Young Morgan a messenger of the Executive Council is an exceedingly deserving and well educated young

man. It is a pity to see him serving in that capacity and I should be glad to sec him promoted to be a clerk.

1 understand that there are some vacancies in your Department and will be personally obliged if you can give him a lift. Yours faithfully."

On his last day in Ottawa, November 8, he wrote to Finance Minister W. P. Howland, who had recently undertaken the organization of Customs and Excise affairs: "In the disposition of your patronage I desire very much that you should look after the following parties . . There followed four pages recommending six different people, including a former distiller, for Customs jobs. “This ends my budget.” Macdonald wrote, but later that same day he was writing to Howland again to add the name of another "most respectable young man."

Macdonald’s Fetterbooks are blank until May 15. 1867. soon after he returned from the successful BNA conference in London to be greeted by a cheering throng of 2,000 who waited in a chill spring rain to welcome him anti his new "estimable lady" to Ottawa.

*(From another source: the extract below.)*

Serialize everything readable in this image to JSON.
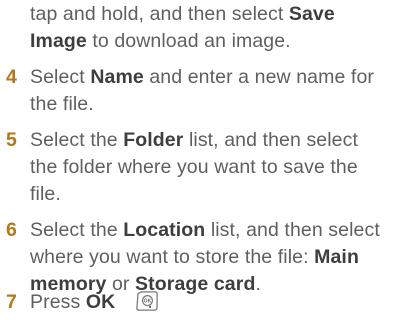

In the last few weeks before Confederation his Fetterbooks show he somehow found time to keep up his usual quota of reassuring notes to wives seeking jobs for their husbands, to friends and strangers who wanted the "gift” of everything from clerkships to judgeships, and even to clear up a little long-standing family business with an obliging Customs officer who had helped Macdonald’s son out of a momentary embarrassment: "Dear McHugh, In the hurry of leaving for England I am afraid 1 neglected to pay the amount which you kindly advanced my son. I have forgotten the exact sum, but I believe the Post Office order for $19 will cover it . . .”

After July 1. 1867. when he became first prime minister of the new Dominion of Canada, he still wrote or dictated personal replies to an amazing number of the people who sought his help. It was a habit Macdonald, who believed wholeheartedly in the importance of the human being and, in the Macdonald maxim of askand-ye-shall-receive-at-lcast-a-friendlyanswer, kept to his last days. ★